Review: Adrian Dunbar fails to hit the high notes as Ridley, the singing detective
If you didn’t know Adrian Dunbar could sing before, after two episodes of Ridley (ITV, Sun, 8pm) you certainly do now.
Dunbar takes Ted Hastings from Line of Duty and transplants him to somewhere ‘in the north’ for Ridley, a straight-down-the-line ex-copper with a mournful air and half-empty jazz club for a side hustle.
Brought in by his former partner, DI Carol Farman (Bronagh Waugh), to help when a murder turns out to have links to a case Ridley worked in the past, it’s New Tricks without the light-hearted banter.
It includes all the TV cop show cliches, with an irascible boss one shouting match from a gastric ulcer, a copper with a chaotic home life – Farman’s wife has just left her after a row over expanding the family – and a huge plot twist just before the last ad break.
It also breaks its own rules. The conditions for Ridley’s return to the force as a civilian helper include “no powers of arrest, and you can interview suspects in the field, but never under caution”. But by the end of the second episode, he’s in an interview room with a bloke who’s just admitted, at best, manslaughter asking questions with a Hastings-esque glare.
As usual, he gets a troubled back story, with a wife and daughter dead in a house fire and regular prison visits to a sociopath he nicked in the past – who helps him solve the cases with his criminal mind.
Finally, there’s more than one murder in Ridley, as Dunbar massacres the stately splendour of Richard Hawley’s beautiful 50s-flecked ballads.
As a drama, it’s perfectly serviceable, but you can’t help thinking it’s just an extended ad for the tie-in album, out in time for Christmas.
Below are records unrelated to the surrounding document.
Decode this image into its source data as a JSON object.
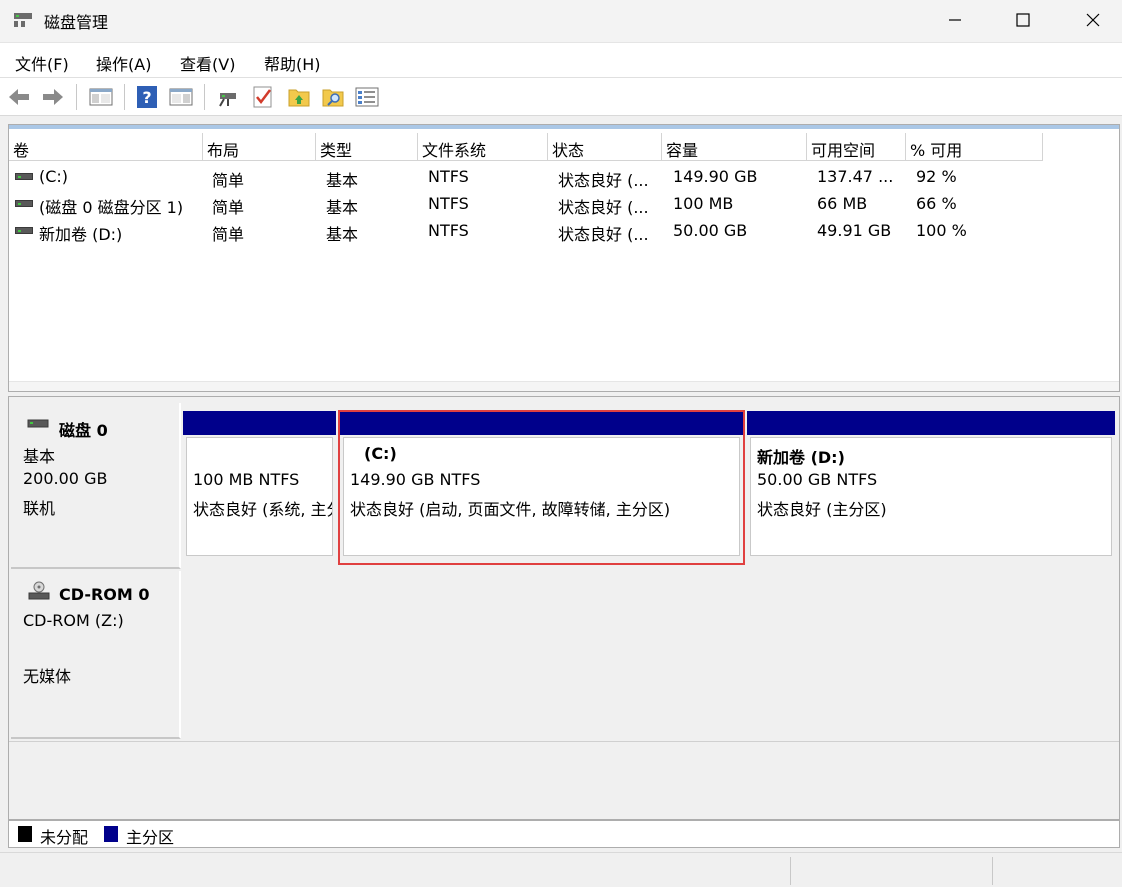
{
  "window": {
    "title": "磁盘管理"
  },
  "menu": {
    "items": [
      "文件(F)",
      "操作(A)",
      "查看(V)",
      "帮助(H)"
    ]
  },
  "toolbar": {
    "icons": [
      "back-icon",
      "forward-icon",
      "show-hide-console-tree-icon",
      "help-icon",
      "show-hide-action-pane-icon",
      "connect-disk-icon",
      "check-icon",
      "folder-up-icon",
      "search-folder-icon",
      "properties-list-icon"
    ]
  },
  "volume_list": {
    "columns": [
      "卷",
      "布局",
      "类型",
      "文件系统",
      "状态",
      "容量",
      "可用空间",
      "% 可用"
    ],
    "rows": [
      {
        "volume": "(C:)",
        "layout": "简单",
        "type": "基本",
        "fs": "NTFS",
        "status": "状态良好 (...",
        "capacity": "149.90 GB",
        "free": "137.47 ...",
        "pct": "92 %"
      },
      {
        "volume": "(磁盘 0 磁盘分区 1)",
        "layout": "简单",
        "type": "基本",
        "fs": "NTFS",
        "status": "状态良好 (...",
        "capacity": "100 MB",
        "free": "66 MB",
        "pct": "66 %"
      },
      {
        "volume": "新加卷 (D:)",
        "layout": "简单",
        "type": "基本",
        "fs": "NTFS",
        "status": "状态良好 (...",
        "capacity": "50.00 GB",
        "free": "49.91 GB",
        "pct": "100 %"
      }
    ]
  },
  "disks": [
    {
      "name": "磁盘 0",
      "type": "基本",
      "size": "200.00 GB",
      "state": "联机",
      "partitions": [
        {
          "label": "",
          "size_fs": "100 MB NTFS",
          "status": "状态良好 (系统, 主分区)"
        },
        {
          "label": "(C:)",
          "size_fs": "149.90 GB NTFS",
          "status": "状态良好 (启动, 页面文件, 故障转储, 主分区)"
        },
        {
          "label": "新加卷  (D:)",
          "size_fs": "50.00 GB NTFS",
          "status": "状态良好 (主分区)"
        }
      ]
    },
    {
      "name": "CD-ROM 0",
      "type": "CD-ROM (Z:)",
      "state": "无媒体"
    }
  ],
  "legend": [
    {
      "label": "未分配",
      "color": "#000000"
    },
    {
      "label": "主分区",
      "color": "#00008b"
    }
  ],
  "colors": {
    "primary_partition": "#00008b",
    "selection": "#e04040"
  }
}
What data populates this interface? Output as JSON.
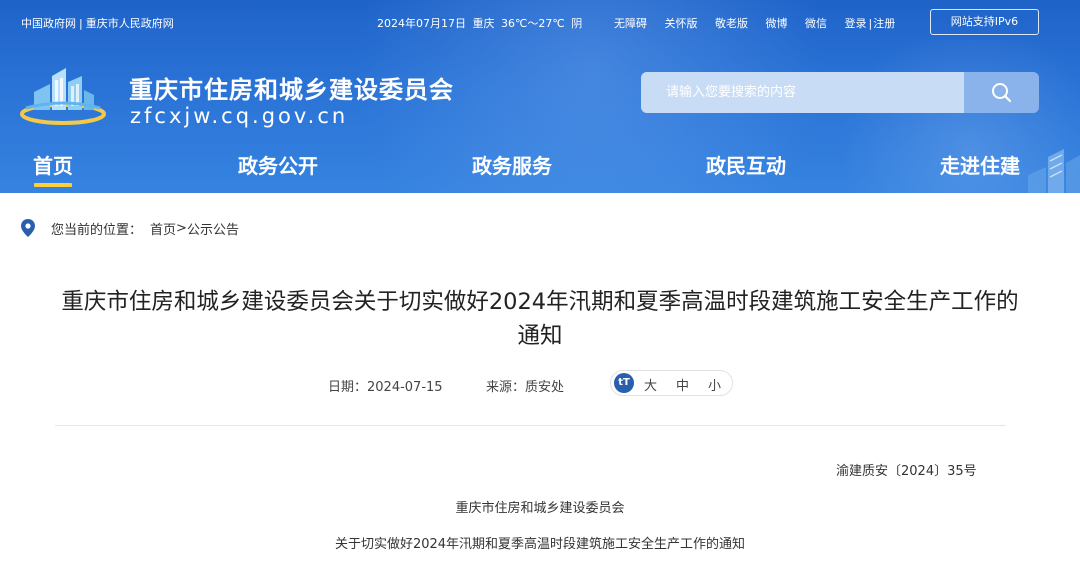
{
  "topbar": {
    "gov_links": [
      "中国政府网",
      "重庆市人民政府网"
    ],
    "separator": "|",
    "date": "2024年07月17日",
    "city": "重庆",
    "temperature": "36℃～27℃",
    "weather": "阴",
    "links": [
      "无障碍",
      "关怀版",
      "敬老版",
      "微博",
      "微信",
      "登录"
    ],
    "register": "注册",
    "ipv6": "网站支持IPv6"
  },
  "brand": {
    "title": "重庆市住房和城乡建设委员会",
    "domain": "zfcxjw.cq.gov.cn",
    "logo_icon": "building-emblem-icon"
  },
  "search": {
    "placeholder": "请输入您要搜索的内容",
    "icon": "search-icon"
  },
  "nav": {
    "items": [
      "首页",
      "政务公开",
      "政务服务",
      "政民互动",
      "走进住建"
    ],
    "active_index": 0
  },
  "breadcrumb": {
    "label": "您当前的位置：",
    "home": "首页",
    "arrow": ">",
    "current": "公示公告"
  },
  "article": {
    "title": "重庆市住房和城乡建设委员会关于切实做好2024年汛期和夏季高温时段建筑施工安全生产工作的通知",
    "date_label": "日期：",
    "date": "2024-07-15",
    "source_label": "来源：",
    "source": "质安处",
    "font_icon": "tT",
    "font_sizes": [
      "大",
      "中",
      "小"
    ],
    "doc_number": "渝建质安〔2024〕35号",
    "issuer": "重庆市住房和城乡建设委员会",
    "subject": "关于切实做好2024年汛期和夏季高温时段建筑施工安全生产工作的通知"
  },
  "colors": {
    "header_bg": "#2a73d6",
    "nav_active_underline": "#ffcf3a",
    "font_badge": "#2a5fae"
  }
}
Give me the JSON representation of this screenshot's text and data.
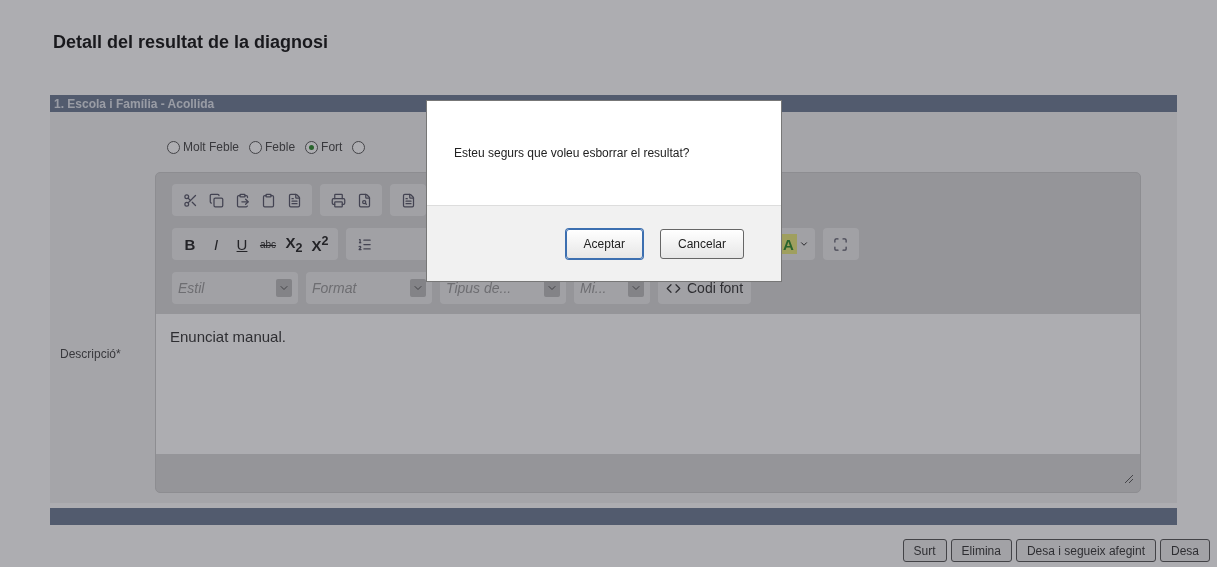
{
  "page": {
    "title": "Detall del resultat de la diagnosi"
  },
  "section": {
    "title": "1. Escola i Família - Acollida"
  },
  "rating": [
    {
      "label": "Molt Feble",
      "selected": false
    },
    {
      "label": "Feble",
      "selected": false
    },
    {
      "label": "Fort",
      "selected": true
    },
    {
      "selected": false
    }
  ],
  "editor": {
    "label": "Descripció*",
    "format_buttons": [
      {
        "label": "B",
        "kind": "bold"
      },
      {
        "label": "I",
        "kind": "italic"
      },
      {
        "label": "U",
        "kind": "underline"
      },
      {
        "label": "abc",
        "kind": "strike"
      },
      {
        "label": "X$_{2}$",
        "kind": "script"
      },
      {
        "label": "X$^{2}$",
        "kind": "script"
      }
    ],
    "color_button": {
      "label": "A"
    },
    "combos": [
      {
        "placeholder": "Estil"
      },
      {
        "placeholder": "Format"
      },
      {
        "placeholder": "Tipus de..."
      },
      {
        "placeholder": "Mi..."
      }
    ],
    "source_button": "Codi font",
    "content": "Enunciat manual."
  },
  "footer_buttons": [
    "Surt",
    "Elimina",
    "Desa i segueix afegint",
    "Desa"
  ],
  "dialog": {
    "message": "Esteu segurs que voleu esborrar el resultat?",
    "buttons": [
      {
        "label": "Aceptar",
        "focused": true
      },
      {
        "label": "Cancelar",
        "focused": false
      }
    ]
  }
}
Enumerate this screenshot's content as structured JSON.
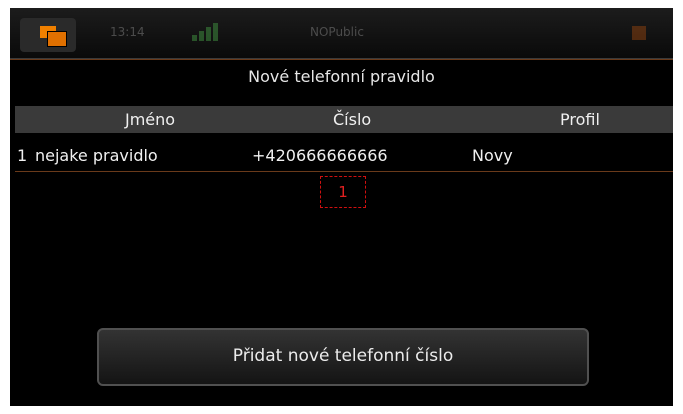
{
  "statusbar": {
    "clock": "13:14",
    "network": "NOPublic"
  },
  "page": {
    "title": "Nové telefonní pravidlo"
  },
  "table": {
    "columns": [
      "Jméno",
      "Číslo",
      "Profil"
    ],
    "rows": [
      {
        "index": "1",
        "name": "nejake pravidlo",
        "number": "+420666666666",
        "profile": "Novy"
      }
    ]
  },
  "badge": {
    "count": "1",
    "color": "#e02020"
  },
  "actions": {
    "add_number": "Přidat nové telefonní číslo"
  },
  "colors": {
    "accent": "#f08000",
    "background": "#000000"
  }
}
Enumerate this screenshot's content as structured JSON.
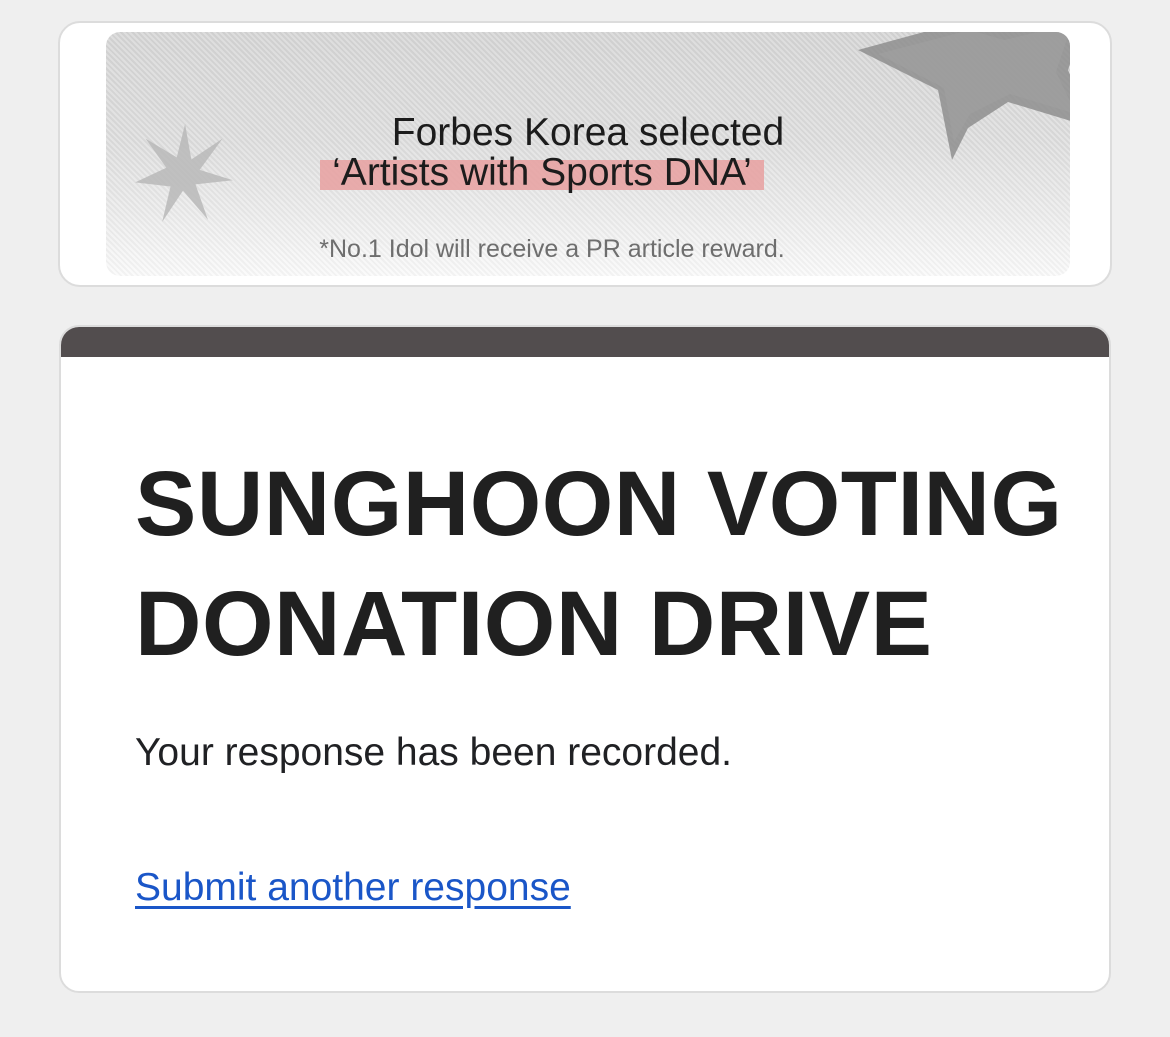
{
  "banner": {
    "line1": "Forbes Korea selected",
    "line2": "‘Artists with Sports DNA’",
    "note": "*No.1 Idol will receive a PR article reward.",
    "highlight_color": "#e8a0a0"
  },
  "form": {
    "accent_color": "#524d4e",
    "title": "SUNGHOON VOTING DONATION DRIVE",
    "confirmation": "Your response has been recorded.",
    "submit_another_link": "Submit another response",
    "link_color": "#1a56c8"
  },
  "icons": [
    "star-left-icon",
    "star-right-icon"
  ]
}
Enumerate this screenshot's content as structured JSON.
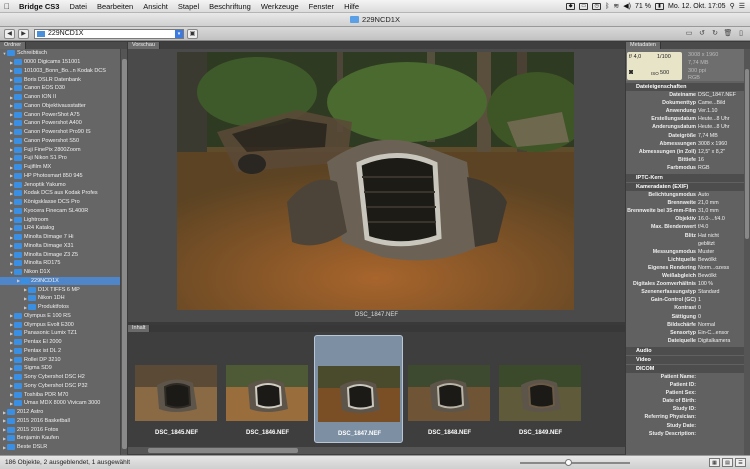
{
  "menubar": {
    "app_name": "Bridge CS3",
    "items": [
      "Datei",
      "Bearbeiten",
      "Ansicht",
      "Stapel",
      "Beschriftung",
      "Werkzeuge",
      "Fenster",
      "Hilfe"
    ],
    "battery": "71 %",
    "clock": "Mo. 12. Okt. 17:05"
  },
  "window": {
    "title": "229NCD1X"
  },
  "toolbar": {
    "path_value": "229NCD1X"
  },
  "left_panel": {
    "tab": "Ordner",
    "folders": [
      {
        "label": "Schreibtisch",
        "depth": 0,
        "expanded": true
      },
      {
        "label": "0000 Digicams 151001",
        "depth": 1
      },
      {
        "label": "101003_Bonn_Bo...n Kodak DCS",
        "depth": 1
      },
      {
        "label": "Boris DSLR Datenbank",
        "depth": 1
      },
      {
        "label": "Canon EOS D30",
        "depth": 1
      },
      {
        "label": "Canon ION II",
        "depth": 1
      },
      {
        "label": "Canon Objektivausstatter",
        "depth": 1
      },
      {
        "label": "Canon PowerShot A75",
        "depth": 1
      },
      {
        "label": "Canon Powershot A400",
        "depth": 1
      },
      {
        "label": "Canon Powershot Pro90 IS",
        "depth": 1
      },
      {
        "label": "Canon Powershot S50",
        "depth": 1
      },
      {
        "label": "Fuji FinePix 2800Zoom",
        "depth": 1
      },
      {
        "label": "Fuji Nikon S1 Pro",
        "depth": 1
      },
      {
        "label": "Fujifilm MX",
        "depth": 1
      },
      {
        "label": "HP Photosmart 850 945",
        "depth": 1
      },
      {
        "label": "Jenoptik Yakumo",
        "depth": 1
      },
      {
        "label": "Kodak DCS aus Kodak Profes",
        "depth": 1
      },
      {
        "label": "Königsklasse DCS Pro",
        "depth": 1
      },
      {
        "label": "Kyocera Finecam SL400R",
        "depth": 1
      },
      {
        "label": "Lightroom",
        "depth": 1
      },
      {
        "label": "LR4 Katalog",
        "depth": 1
      },
      {
        "label": "Minolta Dimage 7 Hi",
        "depth": 1
      },
      {
        "label": "Minolta Dimage X31",
        "depth": 1
      },
      {
        "label": "Minolta Dimage Z3 Z5",
        "depth": 1
      },
      {
        "label": "Minolta RD175",
        "depth": 1
      },
      {
        "label": "Nikon D1X",
        "depth": 1,
        "expanded": true
      },
      {
        "label": "229NCD1X",
        "depth": 2,
        "selected": true
      },
      {
        "label": "D1X TIFFS 6 MP",
        "depth": 3
      },
      {
        "label": "Nikon 1DH",
        "depth": 3
      },
      {
        "label": "Produktfotos",
        "depth": 3
      },
      {
        "label": "Olympus E 100 RS",
        "depth": 1
      },
      {
        "label": "Olympus Evolt E300",
        "depth": 1
      },
      {
        "label": "Panasonic Lumix TZ1",
        "depth": 1
      },
      {
        "label": "Pentax EI 2000",
        "depth": 1
      },
      {
        "label": "Pentax ist DL 2",
        "depth": 1
      },
      {
        "label": "Rollei DP 3210",
        "depth": 1
      },
      {
        "label": "Sigma SD9",
        "depth": 1
      },
      {
        "label": "Sony Cybershot DSC H2",
        "depth": 1
      },
      {
        "label": "Sony Cybershot DSC P32",
        "depth": 1
      },
      {
        "label": "Toshiba PDR M70",
        "depth": 1
      },
      {
        "label": "Umax MDX 8000 Vivicam 3000",
        "depth": 1
      },
      {
        "label": "2012 Astro",
        "depth": 0
      },
      {
        "label": "2015 2016 Basketball",
        "depth": 0
      },
      {
        "label": "2015 2016 Fotos",
        "depth": 0
      },
      {
        "label": "Benjamin Kaufen",
        "depth": 0
      },
      {
        "label": "Beste DSLR",
        "depth": 0
      }
    ]
  },
  "preview": {
    "tab": "Vorschau",
    "caption": "DSC_1847.NEF"
  },
  "content": {
    "tab": "Inhalt",
    "thumbs": [
      {
        "label": "DSC_1845.NEF"
      },
      {
        "label": "DSC_1846.NEF"
      },
      {
        "label": "DSC_1847.NEF",
        "selected": true
      },
      {
        "label": "DSC_1848.NEF"
      },
      {
        "label": "DSC_1849.NEF"
      }
    ]
  },
  "metadata": {
    "tab": "Metadaten",
    "chip": {
      "aperture": "f/ 4,0",
      "shutter": "1/100",
      "iso_label": "ISO",
      "iso": "500"
    },
    "summary": [
      "3008 x 1960",
      "7,74 MB",
      "300 ppi",
      "RGB"
    ],
    "file_section": "Dateieigenschaften",
    "file_props": [
      {
        "k": "Dateiname",
        "v": "DSC_1847.NEF"
      },
      {
        "k": "Dokumenttyp",
        "v": "Came...Bild"
      },
      {
        "k": "Anwendung",
        "v": "Ver.1.10"
      },
      {
        "k": "Erstellungsdatum",
        "v": "Heute...8 Uhr"
      },
      {
        "k": "Änderungsdatum",
        "v": "Heute...8 Uhr"
      },
      {
        "k": "Dateigröße",
        "v": "7,74 MB"
      },
      {
        "k": "Abmessungen",
        "v": "3008 x 1960"
      },
      {
        "k": "Abmessungen (in Zoll)",
        "v": "12,5\" x 8,2\""
      },
      {
        "k": "Bittiefe",
        "v": "16"
      },
      {
        "k": "Farbmodus",
        "v": "RGB"
      }
    ],
    "iptc_section": "IPTC-Kern",
    "exif_section": "Kameradaten (EXIF)",
    "exif_props": [
      {
        "k": "Belichtungsmodus",
        "v": "Auto"
      },
      {
        "k": "Brennweite",
        "v": "21,0 mm"
      },
      {
        "k": "Brennweite bei 35-mm-Film",
        "v": "31,0 mm"
      },
      {
        "k": "Objektiv",
        "v": "16.0-...f/4.0"
      },
      {
        "k": "Max. Blendenwert",
        "v": "f/4.0"
      },
      {
        "k": "Blitz",
        "v": "Hat nicht"
      },
      {
        "k": "",
        "v": "geblitzt"
      },
      {
        "k": "Messungsmodus",
        "v": "Muster"
      },
      {
        "k": "Lichtquelle",
        "v": "Bewölkt"
      },
      {
        "k": "Eigenes Rendering",
        "v": "Norm...ozess"
      },
      {
        "k": "Weißabgleich",
        "v": "Bewölkt"
      },
      {
        "k": "Digitales Zoomverhältnis",
        "v": "100 %"
      },
      {
        "k": "Szenenerfassungstyp",
        "v": "Standard"
      },
      {
        "k": "Gain-Control (GC)",
        "v": "1"
      },
      {
        "k": "Kontrast",
        "v": "0"
      },
      {
        "k": "Sättigung",
        "v": "0"
      },
      {
        "k": "Bildschärfe",
        "v": "Normal"
      },
      {
        "k": "Sensortyp",
        "v": "Ein-C...ensor"
      },
      {
        "k": "Dateiquelle",
        "v": "Digitalkamera"
      }
    ],
    "audio_section": "Audio",
    "video_section": "Video",
    "dicom_section": "DICOM",
    "dicom_props": [
      {
        "k": "Patient Name:",
        "v": ""
      },
      {
        "k": "Patient ID:",
        "v": ""
      },
      {
        "k": "Patient Sex:",
        "v": ""
      },
      {
        "k": "Date of Birth:",
        "v": ""
      },
      {
        "k": "Study ID:",
        "v": ""
      },
      {
        "k": "Referring Physician:",
        "v": ""
      },
      {
        "k": "Study Date:",
        "v": ""
      },
      {
        "k": "Study Description:",
        "v": ""
      }
    ]
  },
  "status": {
    "text": "186 Objekte, 2 ausgeblendet, 1 ausgewählt"
  }
}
Grand Designs (C4, Weds, 9pm) is back, and this year you can tell ‘larch’ is very much en vogue. What we haven’t seen yet are the builds which take years to finish, and most of the owner’s sanity. This week’s ‘modular’ build, for example, took just five months, but was still a beautiful, life-affirming structure – much like the show.
It’s always good fun to see pampered celebrities getting shouted at and covered with sand, which is why Celebrity SAS: Who Dares Wins (C4, Sun, 9pm) is such an entertaining hour of schadenfreude. It likes to think of itself as getting inside the stars’ psyche, but really we just want to see them fall over.